The Funeral for Reason
In the first stanza, mourners are treading through her Brain with a maddening, plodding cadence, “till it seemed / That Sense was breaking through—.” What might Dickinson mean by “Sense”? In the nineteenth century, (according to the historical Oxford English Dictionary) the word “Sense” had a double meaning, as it still does today. It could mean some kind of mental intuition, such as “moral sense” or “common sense,” but it also could be interpreted as referring strictly to physical sensations like sight and sound, which would make it an opposite term to Thought or Reason (which can go on in the brain in absence of sensations).
I think Dickinson is using the second meaning. No one in this room in her brain is reciting any words to make this death meaningful or interpretable. Instead they are merely moving and making noise. “Sense,” in this case mere sensation, is breaking through Dickinson’s mental concentration. Soon her experience of the drumbeat sound, pure sensation without thought, makes her Mind feel numb. She cannot think, only experience.
When ability or belief in human reason is gone, then Space itself becomes nothing more than a giant noisemaker. The Universe is just one great source of Sensation, with no Reason or Idea anywhere within it. She, as human who prizes her Reason above all else, becomes an alien in the universe, “wrecked solitary,” because nothing within her mind can effectively connect to anything in the world of sensation “out there.”
How Many Worlds Lost?
When the “Plank in Reason, broke,” the speaker begins hitting “a World, at every plunge.” The scale of this short little poem has gone from a single person’s mental experience, to picturing all the Space in the universe as a meaningless collection of sensations, to a fall, down and down, through a huge Cosmos of multiple worlds, universes that each have become meaningless because Reason cannot interpret them.
And indeed, once belief in Reason is dead, how many worlds that rely on thought and idea must be lost?
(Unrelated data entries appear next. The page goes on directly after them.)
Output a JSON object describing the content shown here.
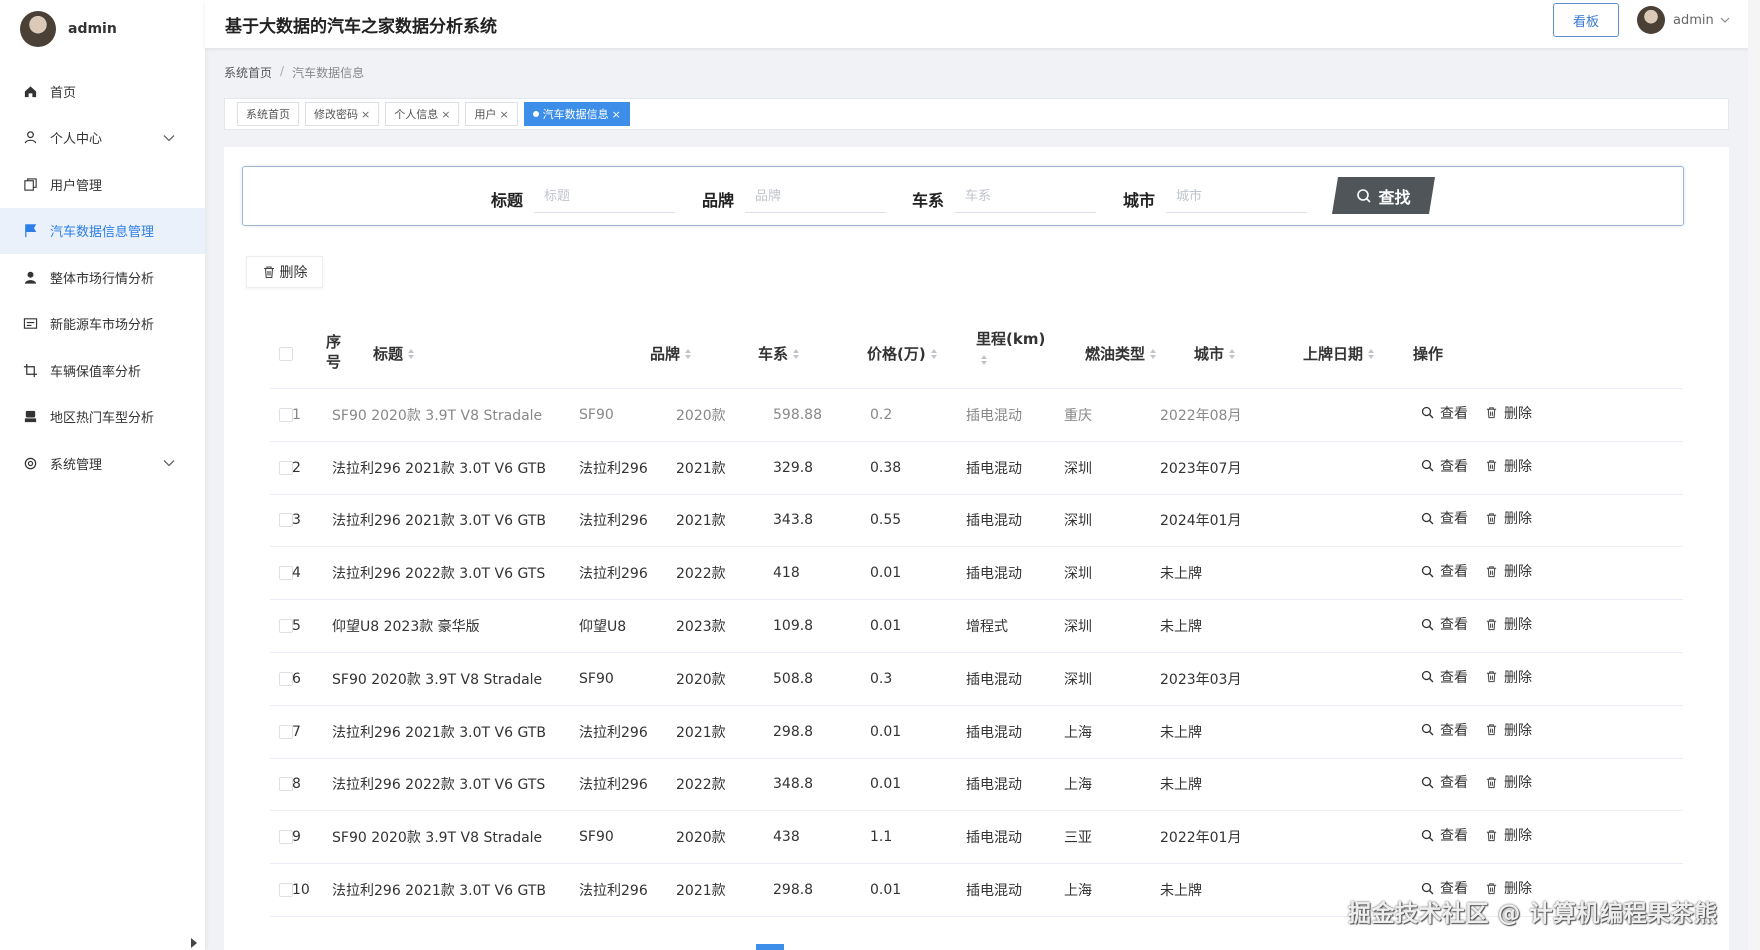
{
  "app": {
    "title": "基于大数据的汽车之家数据分析系统",
    "board_label": "看板",
    "username": "admin"
  },
  "sidebar": {
    "username": "admin",
    "items": [
      {
        "label": "首页",
        "icon": "home-icon"
      },
      {
        "label": "个人中心",
        "icon": "user-icon",
        "expandable": true
      },
      {
        "label": "用户管理",
        "icon": "copy-icon"
      },
      {
        "label": "汽车数据信息管理",
        "icon": "flag-icon",
        "active": true
      },
      {
        "label": "整体市场行情分析",
        "icon": "person-icon"
      },
      {
        "label": "新能源车市场分析",
        "icon": "card-icon"
      },
      {
        "label": "车辆保值率分析",
        "icon": "crop-icon"
      },
      {
        "label": "地区热门车型分析",
        "icon": "stamp-icon"
      },
      {
        "label": "系统管理",
        "icon": "gear-icon",
        "expandable": true
      }
    ]
  },
  "breadcrumb": {
    "home": "系统首页",
    "separator": "/",
    "current": "汽车数据信息"
  },
  "tags": [
    {
      "label": "系统首页",
      "closable": false
    },
    {
      "label": "修改密码",
      "closable": true
    },
    {
      "label": "个人信息",
      "closable": true
    },
    {
      "label": "用户",
      "closable": true
    },
    {
      "label": "汽车数据信息",
      "closable": true,
      "active": true
    }
  ],
  "search": {
    "fields": [
      {
        "label": "标题",
        "placeholder": "标题"
      },
      {
        "label": "品牌",
        "placeholder": "品牌"
      },
      {
        "label": "车系",
        "placeholder": "车系"
      },
      {
        "label": "城市",
        "placeholder": "城市"
      }
    ],
    "button_label": "查找"
  },
  "toolbar": {
    "delete_label": "删除"
  },
  "table": {
    "columns": {
      "index": "序号",
      "title": "标题",
      "brand": "品牌",
      "series": "车系",
      "price": "价格(万)",
      "mileage": "里程(km)",
      "fuel": "燃油类型",
      "city": "城市",
      "reg_date": "上牌日期",
      "ops": "操作"
    },
    "view_label": "查看",
    "delete_label": "删除",
    "rows": [
      {
        "index": "1",
        "title": "SF90 2020款 3.9T V8 Stradale",
        "brand": "SF90",
        "series": "2020款",
        "price": "598.88",
        "mileage": "0.2",
        "fuel": "插电混动",
        "city": "重庆",
        "reg_date": "2022年08月"
      },
      {
        "index": "2",
        "title": "法拉利296 2021款 3.0T V6 GTB",
        "brand": "法拉利296",
        "series": "2021款",
        "price": "329.8",
        "mileage": "0.38",
        "fuel": "插电混动",
        "city": "深圳",
        "reg_date": "2023年07月"
      },
      {
        "index": "3",
        "title": "法拉利296 2021款 3.0T V6 GTB",
        "brand": "法拉利296",
        "series": "2021款",
        "price": "343.8",
        "mileage": "0.55",
        "fuel": "插电混动",
        "city": "深圳",
        "reg_date": "2024年01月"
      },
      {
        "index": "4",
        "title": "法拉利296 2022款 3.0T V6 GTS",
        "brand": "法拉利296",
        "series": "2022款",
        "price": "418",
        "mileage": "0.01",
        "fuel": "插电混动",
        "city": "深圳",
        "reg_date": "未上牌"
      },
      {
        "index": "5",
        "title": "仰望U8 2023款 豪华版",
        "brand": "仰望U8",
        "series": "2023款",
        "price": "109.8",
        "mileage": "0.01",
        "fuel": "增程式",
        "city": "深圳",
        "reg_date": "未上牌"
      },
      {
        "index": "6",
        "title": "SF90 2020款 3.9T V8 Stradale",
        "brand": "SF90",
        "series": "2020款",
        "price": "508.8",
        "mileage": "0.3",
        "fuel": "插电混动",
        "city": "深圳",
        "reg_date": "2023年03月"
      },
      {
        "index": "7",
        "title": "法拉利296 2021款 3.0T V6 GTB",
        "brand": "法拉利296",
        "series": "2021款",
        "price": "298.8",
        "mileage": "0.01",
        "fuel": "插电混动",
        "city": "上海",
        "reg_date": "未上牌"
      },
      {
        "index": "8",
        "title": "法拉利296 2022款 3.0T V6 GTS",
        "brand": "法拉利296",
        "series": "2022款",
        "price": "348.8",
        "mileage": "0.01",
        "fuel": "插电混动",
        "city": "上海",
        "reg_date": "未上牌"
      },
      {
        "index": "9",
        "title": "SF90 2020款 3.9T V8 Stradale",
        "brand": "SF90",
        "series": "2020款",
        "price": "438",
        "mileage": "1.1",
        "fuel": "插电混动",
        "city": "三亚",
        "reg_date": "2022年01月"
      },
      {
        "index": "10",
        "title": "法拉利296 2021款 3.0T V6 GTB",
        "brand": "法拉利296",
        "series": "2021款",
        "price": "298.8",
        "mileage": "0.01",
        "fuel": "插电混动",
        "city": "上海",
        "reg_date": "未上牌"
      }
    ]
  },
  "watermark": "掘金技术社区 @ 计算机编程果茶熊",
  "colors": {
    "accent": "#3d8ee8",
    "active_menu_bg": "#eaf1fa",
    "search_button": "#4f5559"
  }
}
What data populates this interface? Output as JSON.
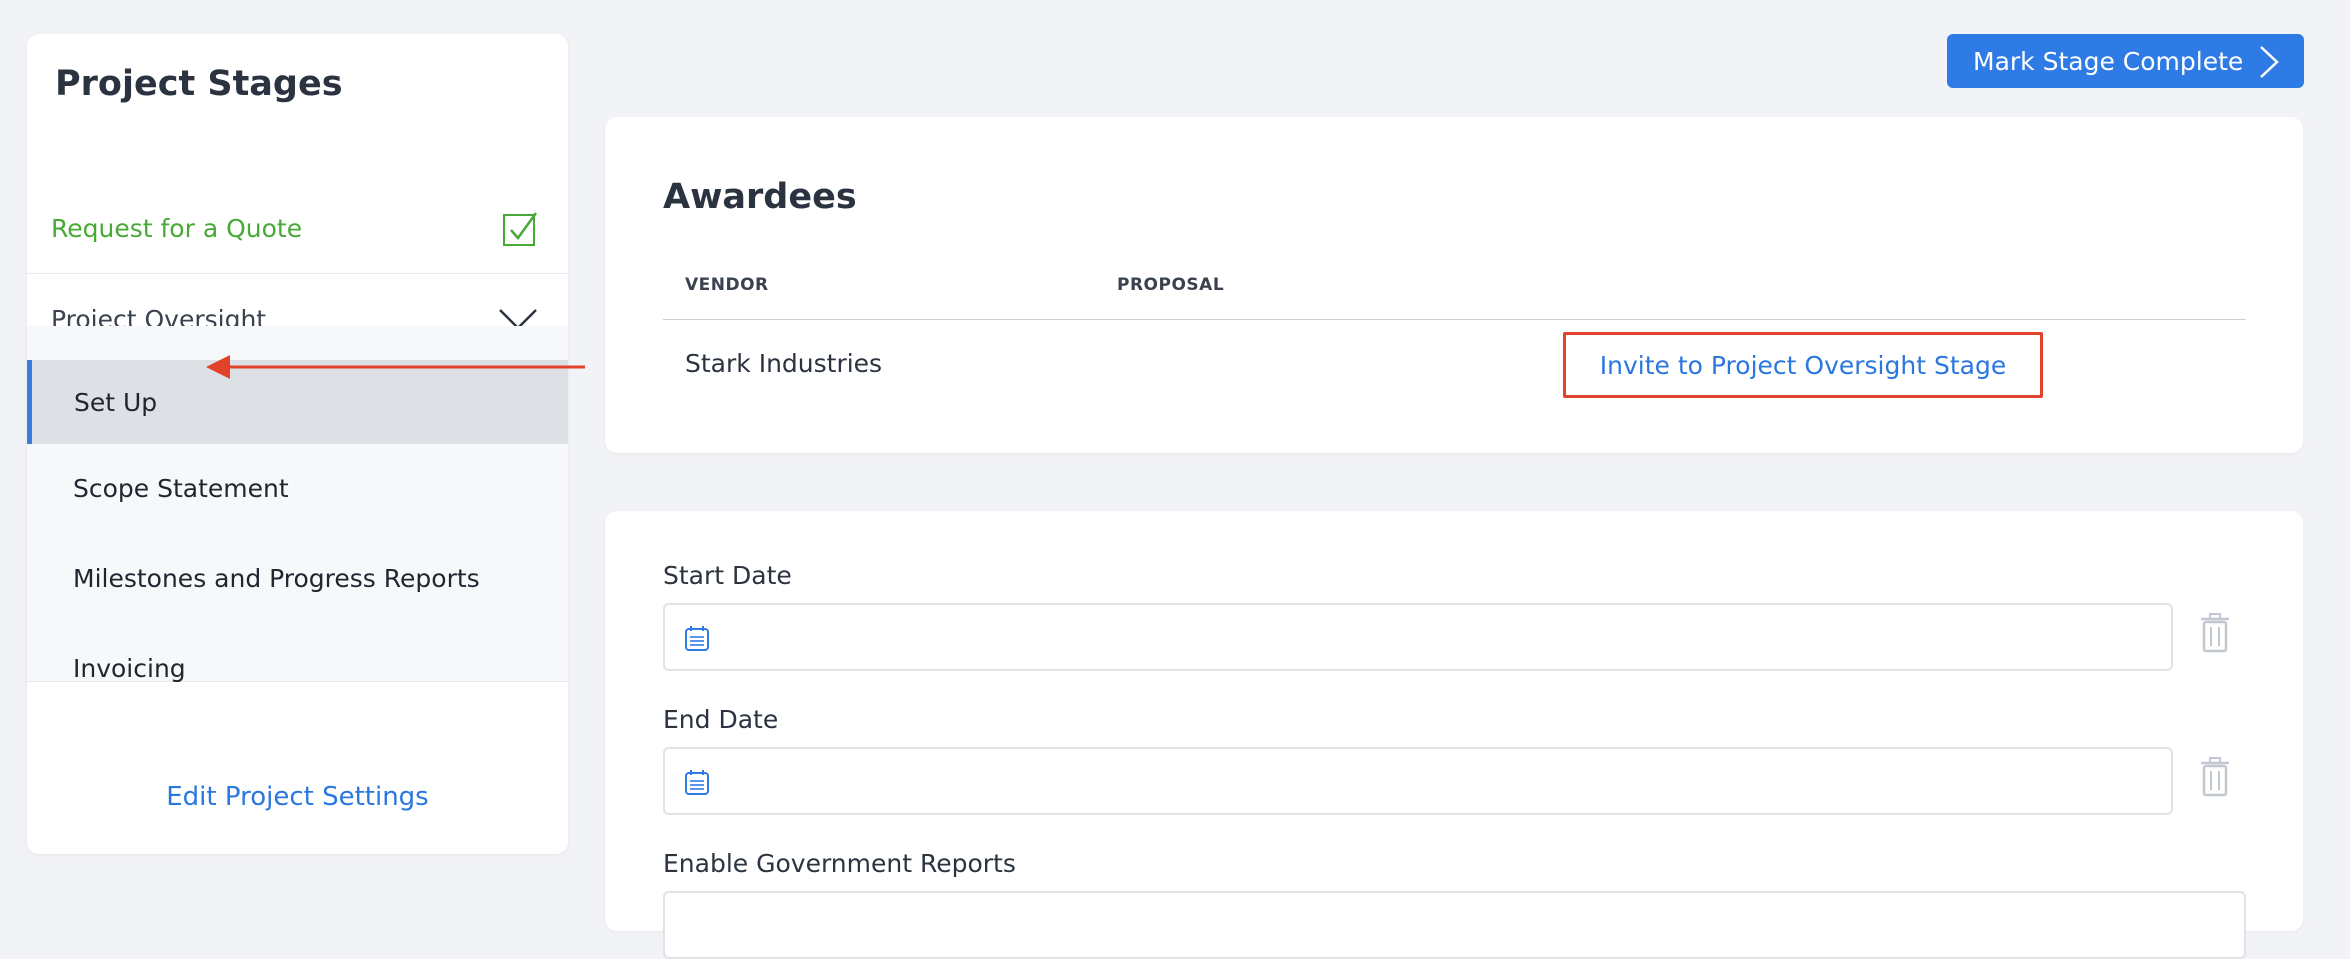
{
  "sidebar": {
    "title": "Project Stages",
    "stages": [
      {
        "label": "Request for a Quote",
        "status": "complete"
      },
      {
        "label": "Project Oversight",
        "status": "expanded"
      }
    ],
    "substages": [
      {
        "label": "Set Up",
        "active": true
      },
      {
        "label": "Scope Statement",
        "active": false
      },
      {
        "label": "Milestones and Progress Reports",
        "active": false
      },
      {
        "label": "Invoicing",
        "active": false
      }
    ],
    "edit_link": "Edit Project Settings"
  },
  "toolbar": {
    "mark_complete_label": "Mark Stage Complete"
  },
  "awardees": {
    "title": "Awardees",
    "columns": [
      "VENDOR",
      "PROPOSAL"
    ],
    "rows": [
      {
        "vendor": "Stark Industries",
        "action": "Invite to Project Oversight Stage"
      }
    ]
  },
  "dates": {
    "start_label": "Start Date",
    "end_label": "End Date",
    "gov_reports_label": "Enable Government Reports"
  },
  "colors": {
    "accent": "#2f7be6",
    "success": "#47a936",
    "highlight": "#e2422a"
  },
  "icons": [
    "checkbox-checked-icon",
    "chevron-down-icon",
    "chevron-right-icon",
    "calendar-icon",
    "trash-icon"
  ]
}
There goes Science, Religion, History, Government, Psychology, and more, and more. There also goes Dickinson’s sense of herself; a person whose main quality is Mind loses everything if she cannot use it to interpret the physical world meaningfully. I think that is what the speaker finishes “knowing”: that if Reason is invalid, any means humans have to interpret the world is lost .
Tired? Not Surprising. Final Thoughts on Dickinson
Whew, I am getting a little tired of bouncing around the Cosmos and wondering if my Reason is useless. I’m feeling more like getting a glass of iced tea, and maybe a sandwich—something based on sensation that I don’t have to think too much about. Maybe you feel the same way, so I’ll end this post with two observations:
- One, I don’t think Dickinson felt this way all the time. She used this poem to explore this idea while she was entertaining it, but other poems go on to try to reframe the world in ever fresh, probing, and iconoclastic ways.
- And Two: When you read Dickinson, don’t be fooled by the surface calm or the sweet little domestic details woven through her works. This woman’s mind was huge; it ranged through the Cosmos. She might be one of the most intellectually daring writers America has produced.
Have a thought? Please leave a reply!
1Collamer M. Abbott from The Explicator 58.3 (Spring 2000) quoted on the Modern American Poetry website published by Univ. of Illinois.
Mary Jane is a longtime literature lover who lived in the Cincinnati area for many years, then in central Louisiana for three years (what a treat!), teaching literature classes at universities in both locations. Now back in the Cincinnati area, she pampers her grandchildren, experiments with cooking, and visits art museums as often as possible.